With respect to teachers' salaries .... Poor teachers are grossly overpaid and good teachers grossly underpaid. Salary schedules tend to be uniform and determined far more by seniority.
[Drug use] does harm a great many other people, but primarily because it's prohibited. There are an enormous number of innocent victims now. You've got the people whose purses are stolen, who are bashed over the head by people trying to get enough money for their next fix. You've got the people killed in the random drug wars. You've got the corruption of the legal establishment. You've got the innocent victims who are taxpayers who have to pay for more and more prisons, and more and more prisoners, and more and more police. You've got the rest of us who don't get decent law enforcement because all the law enforcement officials are busy trying to do the impossible.
And, last, but not least, you've got the people of Colombia and Peru and so on. What business do we have destroying and leading to the killing of thousands of people in Colombia because we cannot enforce our own laws?
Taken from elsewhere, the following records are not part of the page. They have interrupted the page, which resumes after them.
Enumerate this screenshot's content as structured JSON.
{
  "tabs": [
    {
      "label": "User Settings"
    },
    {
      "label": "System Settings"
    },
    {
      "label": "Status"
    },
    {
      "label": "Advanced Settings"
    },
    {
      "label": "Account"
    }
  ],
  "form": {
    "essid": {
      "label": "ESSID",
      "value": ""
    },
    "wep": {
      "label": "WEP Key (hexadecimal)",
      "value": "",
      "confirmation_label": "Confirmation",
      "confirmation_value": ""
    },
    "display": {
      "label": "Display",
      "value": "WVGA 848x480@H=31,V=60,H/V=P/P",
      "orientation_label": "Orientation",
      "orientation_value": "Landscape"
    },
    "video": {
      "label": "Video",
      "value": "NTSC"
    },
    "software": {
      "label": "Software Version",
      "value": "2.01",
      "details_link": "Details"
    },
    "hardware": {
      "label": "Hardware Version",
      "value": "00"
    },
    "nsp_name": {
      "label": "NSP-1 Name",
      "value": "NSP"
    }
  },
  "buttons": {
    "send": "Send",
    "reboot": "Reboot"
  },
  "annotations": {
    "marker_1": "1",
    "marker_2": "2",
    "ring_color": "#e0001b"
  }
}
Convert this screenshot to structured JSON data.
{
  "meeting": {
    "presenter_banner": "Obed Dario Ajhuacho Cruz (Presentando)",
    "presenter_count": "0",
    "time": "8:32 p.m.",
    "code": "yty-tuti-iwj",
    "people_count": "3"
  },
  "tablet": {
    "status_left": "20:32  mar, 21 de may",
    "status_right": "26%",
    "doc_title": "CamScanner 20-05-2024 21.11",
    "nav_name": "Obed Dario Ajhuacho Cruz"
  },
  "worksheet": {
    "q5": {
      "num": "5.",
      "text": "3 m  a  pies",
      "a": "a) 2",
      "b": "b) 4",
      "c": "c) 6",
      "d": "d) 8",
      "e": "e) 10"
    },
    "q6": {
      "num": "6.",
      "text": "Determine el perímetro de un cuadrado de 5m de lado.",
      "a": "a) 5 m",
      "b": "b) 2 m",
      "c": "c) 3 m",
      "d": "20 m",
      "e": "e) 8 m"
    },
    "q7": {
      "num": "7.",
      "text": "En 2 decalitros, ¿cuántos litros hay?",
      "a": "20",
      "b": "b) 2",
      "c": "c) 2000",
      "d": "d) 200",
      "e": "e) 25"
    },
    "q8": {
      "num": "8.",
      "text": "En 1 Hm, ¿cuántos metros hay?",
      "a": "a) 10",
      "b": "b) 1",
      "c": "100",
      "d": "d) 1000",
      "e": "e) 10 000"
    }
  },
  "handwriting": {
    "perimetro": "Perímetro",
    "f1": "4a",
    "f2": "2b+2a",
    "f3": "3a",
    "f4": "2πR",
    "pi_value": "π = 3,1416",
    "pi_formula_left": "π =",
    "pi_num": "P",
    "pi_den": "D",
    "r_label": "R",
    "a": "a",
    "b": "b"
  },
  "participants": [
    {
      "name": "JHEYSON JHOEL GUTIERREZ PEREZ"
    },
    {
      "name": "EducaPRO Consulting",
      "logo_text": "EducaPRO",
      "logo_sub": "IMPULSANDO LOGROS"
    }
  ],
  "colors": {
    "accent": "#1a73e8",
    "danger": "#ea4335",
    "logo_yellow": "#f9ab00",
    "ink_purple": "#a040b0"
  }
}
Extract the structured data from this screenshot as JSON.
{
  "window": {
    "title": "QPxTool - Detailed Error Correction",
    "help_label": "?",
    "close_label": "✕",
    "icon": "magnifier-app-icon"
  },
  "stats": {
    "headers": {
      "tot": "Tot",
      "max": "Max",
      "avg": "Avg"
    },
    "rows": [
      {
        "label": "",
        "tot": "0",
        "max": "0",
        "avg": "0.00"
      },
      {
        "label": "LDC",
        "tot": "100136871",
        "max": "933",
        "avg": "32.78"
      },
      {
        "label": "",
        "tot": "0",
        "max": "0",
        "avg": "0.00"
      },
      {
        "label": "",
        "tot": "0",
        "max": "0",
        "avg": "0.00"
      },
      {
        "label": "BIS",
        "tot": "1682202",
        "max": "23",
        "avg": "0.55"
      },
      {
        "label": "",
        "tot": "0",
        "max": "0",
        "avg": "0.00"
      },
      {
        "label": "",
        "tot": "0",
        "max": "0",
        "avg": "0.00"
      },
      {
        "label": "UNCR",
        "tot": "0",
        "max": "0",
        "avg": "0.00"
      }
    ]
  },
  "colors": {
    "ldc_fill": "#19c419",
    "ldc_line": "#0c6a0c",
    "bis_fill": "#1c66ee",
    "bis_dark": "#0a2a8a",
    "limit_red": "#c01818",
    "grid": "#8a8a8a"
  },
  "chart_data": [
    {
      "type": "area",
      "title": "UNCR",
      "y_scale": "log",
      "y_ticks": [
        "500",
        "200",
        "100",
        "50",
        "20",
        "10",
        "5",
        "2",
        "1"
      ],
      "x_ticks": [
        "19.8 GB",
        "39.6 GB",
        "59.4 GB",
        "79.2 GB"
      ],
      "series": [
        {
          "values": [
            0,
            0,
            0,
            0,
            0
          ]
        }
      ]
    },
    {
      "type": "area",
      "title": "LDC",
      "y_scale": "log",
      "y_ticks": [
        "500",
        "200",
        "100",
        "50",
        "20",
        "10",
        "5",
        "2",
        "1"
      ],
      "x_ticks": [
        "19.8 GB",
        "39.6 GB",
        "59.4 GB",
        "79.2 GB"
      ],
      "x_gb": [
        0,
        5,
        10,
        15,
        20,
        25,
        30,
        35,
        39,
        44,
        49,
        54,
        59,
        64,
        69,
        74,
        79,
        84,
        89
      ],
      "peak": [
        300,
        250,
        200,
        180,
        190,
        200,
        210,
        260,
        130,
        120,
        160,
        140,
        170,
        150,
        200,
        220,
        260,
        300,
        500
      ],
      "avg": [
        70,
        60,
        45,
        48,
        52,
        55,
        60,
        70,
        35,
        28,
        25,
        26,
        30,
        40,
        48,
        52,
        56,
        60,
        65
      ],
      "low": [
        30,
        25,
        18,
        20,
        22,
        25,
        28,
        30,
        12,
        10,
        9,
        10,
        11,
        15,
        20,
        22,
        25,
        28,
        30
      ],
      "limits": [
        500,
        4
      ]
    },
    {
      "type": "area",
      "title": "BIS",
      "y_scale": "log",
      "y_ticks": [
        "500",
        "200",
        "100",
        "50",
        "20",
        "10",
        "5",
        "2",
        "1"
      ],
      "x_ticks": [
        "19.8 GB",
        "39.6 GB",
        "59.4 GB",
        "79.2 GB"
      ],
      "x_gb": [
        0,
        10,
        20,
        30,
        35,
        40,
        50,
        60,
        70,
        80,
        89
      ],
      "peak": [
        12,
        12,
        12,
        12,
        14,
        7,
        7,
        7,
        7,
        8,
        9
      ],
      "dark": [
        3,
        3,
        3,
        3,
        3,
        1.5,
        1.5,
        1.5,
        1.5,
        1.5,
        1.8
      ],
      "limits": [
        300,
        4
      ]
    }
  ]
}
If we could enforce our laws against drugs, there would be no market for these drugs.
Legalizing drugs would simultaneously reduce the amount of crime and also the quality of law enforcement. Can you conceive of any other measure that would accomplish so much to promote law and order?
Spending by government currently amounts to about 45 percent of national income. By that test, government owns 45 percent of the means of production that produce the national income. The U.S. is now 45 percent socialist.
I think a major reason why intellectuals tend to move towards collectivism is that the collectivist answer is a simple one. If there’s something wrong, pass a law and do something about it.
The Fed was largely responsible for converting what might have been a garden-variety recession, although perhaps a fairly severe one, into a major catastrophe. Instead of using its powers to offset the depression, it presided over a decline in the quantity of money by one-third from 1929 to 1933 ... Far from the depression being a failure of the free-enterprise system, it was a tragic failure of government.